Pick out all lines of the entries that include the word "customer" and copy them.

(RECORDS PROVIDED)

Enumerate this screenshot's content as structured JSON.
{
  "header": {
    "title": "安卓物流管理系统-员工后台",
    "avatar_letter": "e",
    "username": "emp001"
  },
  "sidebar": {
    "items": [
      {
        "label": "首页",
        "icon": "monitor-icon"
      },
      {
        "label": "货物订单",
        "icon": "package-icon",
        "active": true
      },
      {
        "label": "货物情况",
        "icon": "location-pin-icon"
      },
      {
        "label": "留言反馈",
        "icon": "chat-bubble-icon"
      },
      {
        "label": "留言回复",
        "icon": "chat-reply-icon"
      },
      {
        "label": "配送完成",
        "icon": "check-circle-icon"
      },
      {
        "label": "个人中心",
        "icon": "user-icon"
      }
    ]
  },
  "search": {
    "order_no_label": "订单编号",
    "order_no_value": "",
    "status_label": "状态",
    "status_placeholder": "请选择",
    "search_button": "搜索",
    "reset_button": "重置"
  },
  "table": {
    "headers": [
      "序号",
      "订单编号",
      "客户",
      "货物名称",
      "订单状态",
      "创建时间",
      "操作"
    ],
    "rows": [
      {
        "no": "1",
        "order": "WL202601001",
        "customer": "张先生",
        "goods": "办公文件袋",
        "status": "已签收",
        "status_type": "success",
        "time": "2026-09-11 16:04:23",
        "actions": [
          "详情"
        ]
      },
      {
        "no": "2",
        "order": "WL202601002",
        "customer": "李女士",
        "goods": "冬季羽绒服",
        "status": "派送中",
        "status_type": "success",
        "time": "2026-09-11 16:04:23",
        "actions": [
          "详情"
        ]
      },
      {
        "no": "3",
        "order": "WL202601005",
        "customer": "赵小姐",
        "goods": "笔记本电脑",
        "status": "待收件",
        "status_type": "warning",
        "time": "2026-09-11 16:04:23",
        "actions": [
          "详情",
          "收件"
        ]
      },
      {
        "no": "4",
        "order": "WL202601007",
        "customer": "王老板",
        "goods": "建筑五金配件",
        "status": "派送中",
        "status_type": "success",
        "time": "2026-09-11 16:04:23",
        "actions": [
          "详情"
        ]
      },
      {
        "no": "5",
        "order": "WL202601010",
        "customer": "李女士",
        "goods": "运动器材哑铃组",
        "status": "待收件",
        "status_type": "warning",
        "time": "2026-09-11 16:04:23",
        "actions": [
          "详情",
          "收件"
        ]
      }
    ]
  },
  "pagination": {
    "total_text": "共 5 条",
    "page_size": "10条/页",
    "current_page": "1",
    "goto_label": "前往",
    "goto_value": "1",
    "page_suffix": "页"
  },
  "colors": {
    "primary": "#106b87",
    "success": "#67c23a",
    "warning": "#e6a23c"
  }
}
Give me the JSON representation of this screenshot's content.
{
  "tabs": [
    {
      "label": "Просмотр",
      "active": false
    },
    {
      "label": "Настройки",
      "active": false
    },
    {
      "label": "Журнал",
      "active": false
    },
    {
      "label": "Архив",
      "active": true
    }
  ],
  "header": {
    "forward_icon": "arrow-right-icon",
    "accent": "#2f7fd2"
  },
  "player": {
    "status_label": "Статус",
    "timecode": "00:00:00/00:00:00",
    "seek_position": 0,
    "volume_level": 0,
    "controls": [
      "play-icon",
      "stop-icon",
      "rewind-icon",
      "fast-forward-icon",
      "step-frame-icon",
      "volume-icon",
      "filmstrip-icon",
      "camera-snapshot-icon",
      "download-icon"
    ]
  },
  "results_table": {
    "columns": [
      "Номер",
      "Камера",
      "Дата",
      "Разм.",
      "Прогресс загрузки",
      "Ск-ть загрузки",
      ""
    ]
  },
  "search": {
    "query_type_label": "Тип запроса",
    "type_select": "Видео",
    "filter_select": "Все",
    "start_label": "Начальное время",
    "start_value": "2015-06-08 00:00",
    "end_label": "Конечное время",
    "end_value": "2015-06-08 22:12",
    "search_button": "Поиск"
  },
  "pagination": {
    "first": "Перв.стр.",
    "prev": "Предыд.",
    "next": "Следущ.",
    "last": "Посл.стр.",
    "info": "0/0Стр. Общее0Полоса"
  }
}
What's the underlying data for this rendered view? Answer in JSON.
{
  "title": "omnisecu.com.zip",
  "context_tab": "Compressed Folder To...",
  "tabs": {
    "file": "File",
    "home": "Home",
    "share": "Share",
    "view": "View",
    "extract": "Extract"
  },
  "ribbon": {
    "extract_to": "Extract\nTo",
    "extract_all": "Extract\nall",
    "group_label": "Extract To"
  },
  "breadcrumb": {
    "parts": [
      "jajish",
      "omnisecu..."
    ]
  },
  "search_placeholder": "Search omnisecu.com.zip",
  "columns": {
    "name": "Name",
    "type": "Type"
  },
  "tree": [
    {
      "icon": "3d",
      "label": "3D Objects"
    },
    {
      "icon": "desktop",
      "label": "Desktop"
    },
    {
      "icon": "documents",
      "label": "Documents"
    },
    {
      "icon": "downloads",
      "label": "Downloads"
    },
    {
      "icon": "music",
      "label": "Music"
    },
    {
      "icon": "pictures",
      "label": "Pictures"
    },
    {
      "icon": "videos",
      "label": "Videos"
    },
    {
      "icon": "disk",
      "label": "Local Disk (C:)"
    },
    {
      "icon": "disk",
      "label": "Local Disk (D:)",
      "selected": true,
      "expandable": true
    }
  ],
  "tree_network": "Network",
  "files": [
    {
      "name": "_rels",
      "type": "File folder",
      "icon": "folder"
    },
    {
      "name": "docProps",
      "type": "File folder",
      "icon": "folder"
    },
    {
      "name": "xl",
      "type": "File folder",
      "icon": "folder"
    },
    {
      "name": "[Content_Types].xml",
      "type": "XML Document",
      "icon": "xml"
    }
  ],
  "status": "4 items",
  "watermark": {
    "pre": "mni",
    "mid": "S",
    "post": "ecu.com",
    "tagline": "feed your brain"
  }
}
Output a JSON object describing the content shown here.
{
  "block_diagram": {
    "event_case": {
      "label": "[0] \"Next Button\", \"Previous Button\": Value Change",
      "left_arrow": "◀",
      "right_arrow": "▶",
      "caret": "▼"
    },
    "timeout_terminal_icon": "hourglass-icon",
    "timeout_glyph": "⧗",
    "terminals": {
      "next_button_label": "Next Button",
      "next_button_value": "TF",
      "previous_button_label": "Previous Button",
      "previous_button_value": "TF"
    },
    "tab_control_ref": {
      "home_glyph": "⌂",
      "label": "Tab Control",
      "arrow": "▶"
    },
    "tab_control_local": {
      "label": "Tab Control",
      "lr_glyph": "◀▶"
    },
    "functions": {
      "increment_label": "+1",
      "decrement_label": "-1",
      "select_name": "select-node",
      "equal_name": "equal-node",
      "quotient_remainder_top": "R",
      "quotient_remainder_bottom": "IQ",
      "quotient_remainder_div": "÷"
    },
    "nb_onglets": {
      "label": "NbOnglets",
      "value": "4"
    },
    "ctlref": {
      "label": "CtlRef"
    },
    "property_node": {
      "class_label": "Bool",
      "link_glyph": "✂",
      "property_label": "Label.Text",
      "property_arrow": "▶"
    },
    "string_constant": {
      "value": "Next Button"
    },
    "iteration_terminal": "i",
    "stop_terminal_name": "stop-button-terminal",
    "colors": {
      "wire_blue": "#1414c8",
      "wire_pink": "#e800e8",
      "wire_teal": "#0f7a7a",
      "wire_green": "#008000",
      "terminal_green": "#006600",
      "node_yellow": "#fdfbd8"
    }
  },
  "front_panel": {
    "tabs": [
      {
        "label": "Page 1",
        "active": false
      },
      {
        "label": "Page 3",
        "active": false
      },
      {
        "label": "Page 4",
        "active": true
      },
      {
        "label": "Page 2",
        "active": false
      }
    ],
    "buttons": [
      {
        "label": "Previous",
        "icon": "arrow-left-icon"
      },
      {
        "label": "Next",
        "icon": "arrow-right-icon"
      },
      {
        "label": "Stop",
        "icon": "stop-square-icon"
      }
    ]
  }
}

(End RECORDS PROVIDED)

THE ANSWER
        "customer": "张先生",
        "customer": "李女士",
        "customer": "赵小姐",
        "customer": "王老板",
        "customer": "李女士",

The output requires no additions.